1959 :: 82 Crore Deficit In Central Budget— indianhistorypics (@IndiaHistorypic) February 1, 2021
Defence Expenditure Less by 25 Crores pic.twitter.com/NX3fV3Ztys
The Union Budget 1959 saw a significant reduction in the defence expenditure. The budget had the defence expenditure cut back by Rs 25 crores, and a deficit of Rs 82 crores in the central budget.
The scaling down of the defence expenditure was the first in a series of disastrous decisions taken by the then Prime Minister Jawaharlal Nehru and which culminated into India’s defeat in the Indo-Sino war in 1962. Not only did India lose the war, several thousand square kilometres of what now lies in Aksai Chin was captured by China.
Shockingly, the then government, led by Jawaharlal Nehru, was warned of a possible attack by China, almost two and a half years before the first wave of Chinese troops overran the border in 1962, but Nehru and the then defence minister Krishna Menon, did not feel the need to take professional military advice, and the result was that India suffered its worst-ever defeat during the Indo-China conflict in 1962.
The Army had flagged about a possible attack from the Chinese. Jawaharlal Nehru, however, viewed the army with suspicion. He did not, ever, pay attention to his army’s submissions and did little to strengthen or bolster the army.

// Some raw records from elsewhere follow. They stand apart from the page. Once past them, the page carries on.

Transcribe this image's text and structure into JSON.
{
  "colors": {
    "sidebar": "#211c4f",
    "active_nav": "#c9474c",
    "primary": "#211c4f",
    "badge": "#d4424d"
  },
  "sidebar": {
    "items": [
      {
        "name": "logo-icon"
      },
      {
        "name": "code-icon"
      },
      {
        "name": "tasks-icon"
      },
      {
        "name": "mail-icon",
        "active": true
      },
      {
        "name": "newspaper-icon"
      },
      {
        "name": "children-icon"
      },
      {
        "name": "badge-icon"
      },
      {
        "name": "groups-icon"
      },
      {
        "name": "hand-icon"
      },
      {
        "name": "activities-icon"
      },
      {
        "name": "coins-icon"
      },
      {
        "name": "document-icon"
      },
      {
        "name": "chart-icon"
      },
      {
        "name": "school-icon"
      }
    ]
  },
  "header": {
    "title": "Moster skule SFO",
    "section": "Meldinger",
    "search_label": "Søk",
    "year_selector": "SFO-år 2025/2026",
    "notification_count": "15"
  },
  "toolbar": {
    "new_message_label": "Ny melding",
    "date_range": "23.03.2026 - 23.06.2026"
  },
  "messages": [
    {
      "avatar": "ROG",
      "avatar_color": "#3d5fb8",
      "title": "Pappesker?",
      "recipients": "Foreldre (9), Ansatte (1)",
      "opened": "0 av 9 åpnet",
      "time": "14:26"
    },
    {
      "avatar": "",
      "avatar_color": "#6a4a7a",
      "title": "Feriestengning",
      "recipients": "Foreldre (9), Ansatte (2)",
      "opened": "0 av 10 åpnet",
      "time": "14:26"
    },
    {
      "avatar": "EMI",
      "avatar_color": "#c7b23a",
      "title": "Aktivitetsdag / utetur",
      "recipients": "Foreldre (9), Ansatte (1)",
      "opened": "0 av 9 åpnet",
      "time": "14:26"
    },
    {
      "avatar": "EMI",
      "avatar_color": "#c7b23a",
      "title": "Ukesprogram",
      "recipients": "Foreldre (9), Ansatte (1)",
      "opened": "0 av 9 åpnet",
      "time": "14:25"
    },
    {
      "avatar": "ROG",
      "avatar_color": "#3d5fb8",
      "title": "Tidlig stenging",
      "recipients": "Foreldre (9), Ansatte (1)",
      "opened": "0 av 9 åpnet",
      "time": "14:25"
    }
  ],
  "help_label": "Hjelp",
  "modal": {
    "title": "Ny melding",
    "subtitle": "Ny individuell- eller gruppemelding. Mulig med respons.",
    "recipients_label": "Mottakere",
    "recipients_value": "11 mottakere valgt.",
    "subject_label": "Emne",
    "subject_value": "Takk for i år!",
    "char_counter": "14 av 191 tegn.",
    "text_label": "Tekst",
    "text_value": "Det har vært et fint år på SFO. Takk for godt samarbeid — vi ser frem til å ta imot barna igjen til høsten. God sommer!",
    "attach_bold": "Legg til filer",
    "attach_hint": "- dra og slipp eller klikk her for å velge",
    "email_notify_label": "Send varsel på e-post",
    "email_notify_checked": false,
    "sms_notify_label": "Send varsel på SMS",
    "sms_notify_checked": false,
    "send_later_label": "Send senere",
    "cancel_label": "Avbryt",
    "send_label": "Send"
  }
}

There have also been reports that Nehru and his defence minister VK Krishna Menon had then insidiously conspired to discredit General Thimayya (Chief of Army Staff from 1957 to 1961, who ahead of the 1962 Indo-China War), setting in motion a chain of events that contributed to India’s defeat in the Himalayas.
In fact, even before 1959, Nehru wanted to disband the Army. A biography of Major General AA “Jick” Rudra of the Indian Army by Major General DK “Monty” Palit says that shortly after independence, Nehru had said how India does not need a ‘defence plan’. “Our policy is ahimsa (non-violence). We foresee no military threats. Scrap the army! The police are good enough to meet our security needs,” Nehru had reportedly said.
Retired Air Marshal pins the blame of defeat on Nehru
Last year, a video of Air Marshal Denzil Keelor (Retd.), a war-hero of the 1965 India-Pakistan war, had gone viral on various social media platforms, where the retired Air Marshal shared his personal account on how the lapses committed by Jawaharlal Nehru resulted in India facing an embarrassing defeat at the hands of China in the 1962 India-China war.
In the video, Air Marshal Denzil Keelor (Retd.) could be heard speaking about the 1962 India-China war, saying that India lost the war to China because of Jawaharlal Nehru’s failure. He said how Nehru relied on diplomacy and ignored the armed forces, because of which India lost. Keelor had stated that at the time of the war, Indian Army’s soldiers did not even have proper woollen clothing to face the weather and the difficult terrain of the Himalayas.
It is pertinent to note that after presiding over such a colossal blunder, Nehru attempted to gloss over his mistakes and downplay the loss of territory. Dismissing the lands occupied by China as inhospitable and uninhabited, Nehru reportedly said, “In those barren land and mountains of Ladakh and Arunachal, not even a blade of grass grows.”